Items listed in a dataset:
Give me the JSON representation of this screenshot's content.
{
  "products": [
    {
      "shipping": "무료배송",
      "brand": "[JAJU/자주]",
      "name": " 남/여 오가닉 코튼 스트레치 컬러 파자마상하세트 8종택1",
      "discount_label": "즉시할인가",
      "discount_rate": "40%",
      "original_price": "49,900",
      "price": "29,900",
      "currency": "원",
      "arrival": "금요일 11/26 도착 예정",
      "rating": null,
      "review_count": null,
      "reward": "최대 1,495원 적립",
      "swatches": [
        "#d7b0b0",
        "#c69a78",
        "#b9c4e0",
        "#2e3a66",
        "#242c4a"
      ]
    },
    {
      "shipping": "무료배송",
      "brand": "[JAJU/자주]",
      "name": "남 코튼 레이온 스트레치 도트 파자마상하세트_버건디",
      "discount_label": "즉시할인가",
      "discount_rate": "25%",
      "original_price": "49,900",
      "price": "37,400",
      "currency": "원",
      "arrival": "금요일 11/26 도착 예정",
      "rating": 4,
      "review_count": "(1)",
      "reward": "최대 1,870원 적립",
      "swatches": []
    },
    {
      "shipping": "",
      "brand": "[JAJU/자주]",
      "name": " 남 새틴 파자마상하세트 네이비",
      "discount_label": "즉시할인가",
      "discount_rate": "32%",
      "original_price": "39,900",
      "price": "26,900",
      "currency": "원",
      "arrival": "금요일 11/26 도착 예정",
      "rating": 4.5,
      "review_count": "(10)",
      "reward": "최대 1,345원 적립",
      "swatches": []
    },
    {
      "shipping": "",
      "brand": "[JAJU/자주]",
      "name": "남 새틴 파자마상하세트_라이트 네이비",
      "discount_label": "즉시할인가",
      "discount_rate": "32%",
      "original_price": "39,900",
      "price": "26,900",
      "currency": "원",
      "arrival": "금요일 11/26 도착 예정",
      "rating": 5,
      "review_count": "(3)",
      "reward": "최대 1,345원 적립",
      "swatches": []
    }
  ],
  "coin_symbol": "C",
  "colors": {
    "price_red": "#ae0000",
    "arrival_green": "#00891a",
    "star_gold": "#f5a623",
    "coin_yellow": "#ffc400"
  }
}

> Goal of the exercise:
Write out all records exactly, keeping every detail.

> Response box:
Give me the JSON representation of this screenshot's content.
{
  "products": [
    {
      "shipping": "무료배송",
      "brand": "[JAJU/자주]",
      "name": " 남/여 오가닉 코튼 스트레치 컬러 파자마상하세트 8종택1",
      "discount_label": "즉시할인가",
      "discount_rate": "40%",
      "original_price": "49,900",
      "price": "29,900",
      "currency": "원",
      "arrival": "금요일 11/26 도착 예정",
      "rating": null,
      "review_count": null,
      "reward": "최대 1,495원 적립",
      "swatches": [
        "#d7b0b0",
        "#c69a78",
        "#b9c4e0",
        "#2e3a66",
        "#242c4a"
      ]
    },
    {
      "shipping": "무료배송",
      "brand": "[JAJU/자주]",
      "name": "남 코튼 레이온 스트레치 도트 파자마상하세트_버건디",
      "discount_label": "즉시할인가",
      "discount_rate": "25%",
      "original_price": "49,900",
      "price": "37,400",
      "currency": "원",
      "arrival": "금요일 11/26 도착 예정",
      "rating": 4,
      "review_count": "(1)",
      "reward": "최대 1,870원 적립",
      "swatches": []
    },
    {
      "shipping": "",
      "brand": "[JAJU/자주]",
      "name": " 남 새틴 파자마상하세트 네이비",
      "discount_label": "즉시할인가",
      "discount_rate": "32%",
      "original_price": "39,900",
      "price": "26,900",
      "currency": "원",
      "arrival": "금요일 11/26 도착 예정",
      "rating": 4.5,
      "review_count": "(10)",
      "reward": "최대 1,345원 적립",
      "swatches": []
    },
    {
      "shipping": "",
      "brand": "[JAJU/자주]",
      "name": "남 새틴 파자마상하세트_라이트 네이비",
      "discount_label": "즉시할인가",
      "discount_rate": "32%",
      "original_price": "39,900",
      "price": "26,900",
      "currency": "원",
      "arrival": "금요일 11/26 도착 예정",
      "rating": 5,
      "review_count": "(3)",
      "reward": "최대 1,345원 적립",
      "swatches": []
    }
  ],
  "coin_symbol": "C",
  "colors": {
    "price_red": "#ae0000",
    "arrival_green": "#00891a",
    "star_gold": "#f5a623",
    "coin_yellow": "#ffc400"
  }
}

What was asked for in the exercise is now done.